I am a methodologist working at the intersection of design, measurement, and analysis. My work seeks to improve the methods used in human-centered research, from the foundational area of psychology to applied areas in business, such as organizational behavior and information technology. My work crosses several traditional disciplinary boundaries, which I believe is important for considering various aspects of the human condition. More specifically, I evaluate, improve, and develop methods to better study and understand human-centered research. The entire effort is in the data science space, particularly from the psychometric and statistical traditions of framing inferential questions. My most significant methodological contributions are in research design involving the interplay between effect size, confidence intervals, statistical significance, and sample size planning. My work depends heavily on statistical computing, with most of the methods I have developed implemented in R packages (e.g., MBESS, BUCCS, SMRD). Other methodological contributions I have been involved in concern mediation models, in which causal pathways are considered to explain process, and repeated or longitudinal methods, in which the same individuals are measured over some time period in an effort to understand intraindividual change and interindividual differences in change. In addition to methodological work, I collaborate in a variety of areas in which I develop needed or apply advanced or nonstandard methods to best address questions. An important application of my work is business analytics, where psychological, behavioral, and social data are often combined to help model and explain some aspect of business. In this way, I regard business analytics as the translational arm of data science for business problems, where my work is concerned most often with the person in organizations or markets.

More recently, I have moved more fully into application of these and other methods in the digital space, where I am co-director of the Human-centered Analytics Lab (HAL) in the IT, Analytics, and Operations Department within the Mendoza College of Business.
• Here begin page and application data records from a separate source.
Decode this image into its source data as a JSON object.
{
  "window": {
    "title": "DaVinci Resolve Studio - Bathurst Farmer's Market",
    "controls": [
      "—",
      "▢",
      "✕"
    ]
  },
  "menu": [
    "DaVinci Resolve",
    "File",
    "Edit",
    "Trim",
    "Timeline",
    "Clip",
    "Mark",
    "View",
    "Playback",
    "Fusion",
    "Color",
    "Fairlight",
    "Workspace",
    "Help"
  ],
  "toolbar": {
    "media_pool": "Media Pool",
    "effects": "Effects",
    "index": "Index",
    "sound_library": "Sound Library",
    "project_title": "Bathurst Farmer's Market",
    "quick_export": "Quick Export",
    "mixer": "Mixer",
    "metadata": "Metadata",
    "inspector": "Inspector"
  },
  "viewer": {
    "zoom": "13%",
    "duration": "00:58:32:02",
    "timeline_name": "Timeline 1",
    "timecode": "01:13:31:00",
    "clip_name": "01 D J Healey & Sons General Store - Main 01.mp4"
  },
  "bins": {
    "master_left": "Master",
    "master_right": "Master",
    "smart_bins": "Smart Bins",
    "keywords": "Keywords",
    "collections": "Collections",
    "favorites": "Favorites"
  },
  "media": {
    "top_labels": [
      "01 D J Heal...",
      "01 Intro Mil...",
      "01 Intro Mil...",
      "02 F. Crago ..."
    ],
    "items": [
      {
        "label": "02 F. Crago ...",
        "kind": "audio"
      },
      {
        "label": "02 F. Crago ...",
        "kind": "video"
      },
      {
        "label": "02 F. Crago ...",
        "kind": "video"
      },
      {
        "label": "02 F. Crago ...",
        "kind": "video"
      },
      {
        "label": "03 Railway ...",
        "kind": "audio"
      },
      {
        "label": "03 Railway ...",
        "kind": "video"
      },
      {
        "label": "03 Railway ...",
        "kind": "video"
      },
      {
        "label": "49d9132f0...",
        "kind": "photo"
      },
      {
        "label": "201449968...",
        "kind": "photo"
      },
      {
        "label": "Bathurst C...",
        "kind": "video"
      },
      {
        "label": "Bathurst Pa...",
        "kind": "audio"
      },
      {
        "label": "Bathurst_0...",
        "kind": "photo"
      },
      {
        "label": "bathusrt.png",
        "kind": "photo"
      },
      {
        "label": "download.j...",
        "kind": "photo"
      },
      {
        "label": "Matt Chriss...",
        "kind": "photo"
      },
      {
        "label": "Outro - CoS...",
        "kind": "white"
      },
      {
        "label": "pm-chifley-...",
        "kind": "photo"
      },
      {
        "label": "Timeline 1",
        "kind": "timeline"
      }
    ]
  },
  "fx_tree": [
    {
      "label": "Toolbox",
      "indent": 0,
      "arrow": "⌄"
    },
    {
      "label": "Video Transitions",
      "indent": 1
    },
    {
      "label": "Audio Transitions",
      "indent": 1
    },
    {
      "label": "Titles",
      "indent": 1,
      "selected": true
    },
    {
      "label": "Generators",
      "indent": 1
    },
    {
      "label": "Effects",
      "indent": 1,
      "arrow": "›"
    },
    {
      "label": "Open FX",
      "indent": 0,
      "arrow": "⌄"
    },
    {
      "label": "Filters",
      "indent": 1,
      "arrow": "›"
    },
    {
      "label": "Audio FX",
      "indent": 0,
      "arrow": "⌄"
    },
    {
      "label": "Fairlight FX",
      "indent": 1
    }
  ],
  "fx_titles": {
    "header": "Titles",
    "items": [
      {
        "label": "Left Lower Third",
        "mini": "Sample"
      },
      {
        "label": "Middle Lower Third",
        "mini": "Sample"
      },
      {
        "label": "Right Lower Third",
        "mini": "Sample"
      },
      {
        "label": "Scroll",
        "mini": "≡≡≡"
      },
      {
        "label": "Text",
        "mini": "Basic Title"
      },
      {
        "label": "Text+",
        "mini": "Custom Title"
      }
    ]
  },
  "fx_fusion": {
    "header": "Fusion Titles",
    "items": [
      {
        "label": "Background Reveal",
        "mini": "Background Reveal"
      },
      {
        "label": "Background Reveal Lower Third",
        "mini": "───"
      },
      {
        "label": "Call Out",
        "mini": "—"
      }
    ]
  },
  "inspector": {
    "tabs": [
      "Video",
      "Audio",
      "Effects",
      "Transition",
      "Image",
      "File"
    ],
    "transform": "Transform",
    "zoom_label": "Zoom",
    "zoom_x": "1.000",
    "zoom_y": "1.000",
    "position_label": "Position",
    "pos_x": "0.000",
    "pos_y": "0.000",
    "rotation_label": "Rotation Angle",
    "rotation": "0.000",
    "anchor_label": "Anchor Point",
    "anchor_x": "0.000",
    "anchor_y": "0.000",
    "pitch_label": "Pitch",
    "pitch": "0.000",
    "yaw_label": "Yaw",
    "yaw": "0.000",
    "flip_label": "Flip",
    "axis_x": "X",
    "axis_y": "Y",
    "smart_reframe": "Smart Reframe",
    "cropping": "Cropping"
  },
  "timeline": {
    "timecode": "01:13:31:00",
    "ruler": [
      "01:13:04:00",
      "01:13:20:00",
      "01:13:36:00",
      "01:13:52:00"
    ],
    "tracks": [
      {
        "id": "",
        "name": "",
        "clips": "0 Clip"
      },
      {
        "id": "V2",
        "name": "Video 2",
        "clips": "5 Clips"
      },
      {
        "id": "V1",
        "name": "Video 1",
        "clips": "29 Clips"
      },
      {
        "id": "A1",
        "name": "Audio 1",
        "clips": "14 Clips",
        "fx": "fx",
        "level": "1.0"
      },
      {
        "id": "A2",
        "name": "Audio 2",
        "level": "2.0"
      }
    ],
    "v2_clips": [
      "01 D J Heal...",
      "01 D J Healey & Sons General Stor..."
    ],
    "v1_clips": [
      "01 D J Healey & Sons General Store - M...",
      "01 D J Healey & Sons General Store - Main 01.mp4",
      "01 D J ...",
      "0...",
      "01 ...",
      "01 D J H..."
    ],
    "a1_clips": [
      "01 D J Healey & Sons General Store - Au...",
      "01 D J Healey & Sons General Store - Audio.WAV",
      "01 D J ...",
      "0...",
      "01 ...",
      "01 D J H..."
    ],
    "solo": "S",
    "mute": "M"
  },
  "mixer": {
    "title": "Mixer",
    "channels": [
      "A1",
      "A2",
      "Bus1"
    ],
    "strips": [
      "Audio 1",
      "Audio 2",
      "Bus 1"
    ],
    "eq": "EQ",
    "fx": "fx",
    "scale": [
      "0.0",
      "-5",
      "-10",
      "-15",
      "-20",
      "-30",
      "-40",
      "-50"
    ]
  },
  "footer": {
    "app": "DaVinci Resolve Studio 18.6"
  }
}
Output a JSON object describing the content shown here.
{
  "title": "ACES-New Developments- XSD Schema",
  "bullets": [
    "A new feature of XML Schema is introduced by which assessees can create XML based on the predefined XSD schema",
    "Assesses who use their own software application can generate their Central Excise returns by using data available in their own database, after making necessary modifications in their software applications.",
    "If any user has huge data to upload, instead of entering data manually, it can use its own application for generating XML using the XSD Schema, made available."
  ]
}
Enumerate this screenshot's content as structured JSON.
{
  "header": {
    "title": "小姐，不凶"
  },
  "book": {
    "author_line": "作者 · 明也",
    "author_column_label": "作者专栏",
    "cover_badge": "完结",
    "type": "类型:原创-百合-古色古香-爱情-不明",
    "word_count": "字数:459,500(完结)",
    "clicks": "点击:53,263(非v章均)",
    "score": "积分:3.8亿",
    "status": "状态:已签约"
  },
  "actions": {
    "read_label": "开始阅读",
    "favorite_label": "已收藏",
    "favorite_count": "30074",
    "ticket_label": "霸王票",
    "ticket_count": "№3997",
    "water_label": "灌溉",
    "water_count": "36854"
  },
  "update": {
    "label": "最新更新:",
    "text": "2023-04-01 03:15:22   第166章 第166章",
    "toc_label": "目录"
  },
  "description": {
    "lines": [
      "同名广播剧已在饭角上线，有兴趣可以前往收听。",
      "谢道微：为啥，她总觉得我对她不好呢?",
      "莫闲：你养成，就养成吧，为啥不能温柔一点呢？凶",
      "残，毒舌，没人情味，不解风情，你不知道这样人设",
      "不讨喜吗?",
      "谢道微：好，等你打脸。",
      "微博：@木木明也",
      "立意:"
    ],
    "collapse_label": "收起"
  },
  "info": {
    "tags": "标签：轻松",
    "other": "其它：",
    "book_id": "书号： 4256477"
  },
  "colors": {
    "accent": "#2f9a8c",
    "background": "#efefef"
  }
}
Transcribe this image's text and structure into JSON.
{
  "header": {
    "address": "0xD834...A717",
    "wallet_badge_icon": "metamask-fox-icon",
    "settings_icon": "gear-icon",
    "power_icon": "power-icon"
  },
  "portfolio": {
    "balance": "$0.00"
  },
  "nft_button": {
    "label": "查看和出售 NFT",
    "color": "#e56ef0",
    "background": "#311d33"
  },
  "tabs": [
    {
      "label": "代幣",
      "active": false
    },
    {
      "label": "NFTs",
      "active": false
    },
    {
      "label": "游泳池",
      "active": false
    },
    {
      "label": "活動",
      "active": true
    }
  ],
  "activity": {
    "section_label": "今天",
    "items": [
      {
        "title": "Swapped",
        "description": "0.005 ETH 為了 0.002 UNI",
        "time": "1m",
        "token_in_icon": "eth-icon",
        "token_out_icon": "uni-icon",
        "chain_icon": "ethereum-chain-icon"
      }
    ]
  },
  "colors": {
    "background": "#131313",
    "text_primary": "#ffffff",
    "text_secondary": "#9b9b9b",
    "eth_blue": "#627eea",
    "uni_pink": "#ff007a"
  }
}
HAL is a lab like no other I am familiar with, in which disciplinary boundaries do not apply and multiple fields usually isolated from one another are merged into an interdisciplinary mash-up of information technology, psychology, methodology, and business.

See Designing Experiments and Analyzing Data: A Model Comparison Perspective (3rd edition) and its accompanying website at DesigningExperiments.Com.

                    Ken Kelley, PhD

Edward F. Sorin Society Professor of

IT, Analytics, and Operations and

Senior Associate Dean for Faculty and Research

         Mendoza College of Business

             University of Notre Dame

           Notre Dame, Indiana 46556